To compare the utility of fluorescein angiography (FA) and optical coherence tomography (OCT) as diagnostic adjuncts in evaluating symptomatic patients with choroidal neovascularisation (CNV) due to multifocal choroiditis (MFC).


Patients with CNV due to MFC were retrospectively evaluated in a consecutive fashion. Fundus photography, FA, OCT and biomicroscopy were used to establish the diagnosis. Primary outcome measures included CNV classification (type 1 or occult and type 2 or classic) location and the associated FA and OCT findings.

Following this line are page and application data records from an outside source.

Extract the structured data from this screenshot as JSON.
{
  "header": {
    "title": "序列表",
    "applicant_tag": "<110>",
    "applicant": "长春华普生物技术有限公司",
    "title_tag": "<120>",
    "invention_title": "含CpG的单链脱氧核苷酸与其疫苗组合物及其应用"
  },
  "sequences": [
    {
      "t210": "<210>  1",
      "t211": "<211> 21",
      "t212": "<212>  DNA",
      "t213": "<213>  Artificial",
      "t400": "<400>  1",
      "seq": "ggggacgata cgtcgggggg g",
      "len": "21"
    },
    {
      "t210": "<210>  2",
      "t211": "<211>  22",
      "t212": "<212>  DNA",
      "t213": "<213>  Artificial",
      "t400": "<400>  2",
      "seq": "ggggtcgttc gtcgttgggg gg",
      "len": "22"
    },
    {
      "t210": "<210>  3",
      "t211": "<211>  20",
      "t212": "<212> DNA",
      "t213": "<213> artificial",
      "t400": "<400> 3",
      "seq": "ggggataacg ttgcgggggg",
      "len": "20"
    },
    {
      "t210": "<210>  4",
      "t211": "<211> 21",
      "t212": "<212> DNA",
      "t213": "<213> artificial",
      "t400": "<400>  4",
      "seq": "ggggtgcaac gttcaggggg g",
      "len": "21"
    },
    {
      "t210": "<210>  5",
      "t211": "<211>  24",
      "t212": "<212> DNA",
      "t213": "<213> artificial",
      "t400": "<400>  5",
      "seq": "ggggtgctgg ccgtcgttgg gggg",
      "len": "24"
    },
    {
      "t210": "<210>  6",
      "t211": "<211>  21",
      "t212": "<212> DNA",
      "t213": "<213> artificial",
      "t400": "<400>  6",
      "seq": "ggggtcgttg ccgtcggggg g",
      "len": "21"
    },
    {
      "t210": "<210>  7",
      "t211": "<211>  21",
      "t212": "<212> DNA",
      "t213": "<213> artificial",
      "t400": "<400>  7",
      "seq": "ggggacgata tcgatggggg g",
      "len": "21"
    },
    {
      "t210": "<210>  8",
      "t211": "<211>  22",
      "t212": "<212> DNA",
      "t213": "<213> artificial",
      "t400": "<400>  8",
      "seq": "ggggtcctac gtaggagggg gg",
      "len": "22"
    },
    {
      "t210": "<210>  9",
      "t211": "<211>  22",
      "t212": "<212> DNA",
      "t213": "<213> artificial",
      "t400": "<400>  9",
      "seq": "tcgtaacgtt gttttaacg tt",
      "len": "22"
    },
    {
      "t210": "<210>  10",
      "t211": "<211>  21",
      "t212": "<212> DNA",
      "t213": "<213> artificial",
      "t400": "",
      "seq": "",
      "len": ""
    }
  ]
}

Twenty eyes from 17 patients were included in the study. In 19 eyes (95%) the FA revealed CNV type 2; in one eye (5%) the type of CNV was indeterminate due to a subretinal haemorrhage that covered the lesion. Thirteen eyes had OCT imaging and all revealed hyper-reflectance beneath the neurosensory retina. However, only 53.8% revealed subretinal fluid (SRF) or intraretinal cystic abnormalities.


The CNV in MFC is virtually always type 2, or so-called classic CNV, with vessels beneath the neurosensory retina. Except when blocked by subretinal blood, the neovascularisation is clearly demonstrated by FA. In contrast, only 53.8% of these eyes showed clear evidence of actively proliferating neovascularisation on OCT. Therefore, eyes suspected of having CNV in MFC should be evaluated with FA.

[Indexed for MEDLINE]

Supplemental Content

Full text links

Icon for HighWire
Loading ...
Support Center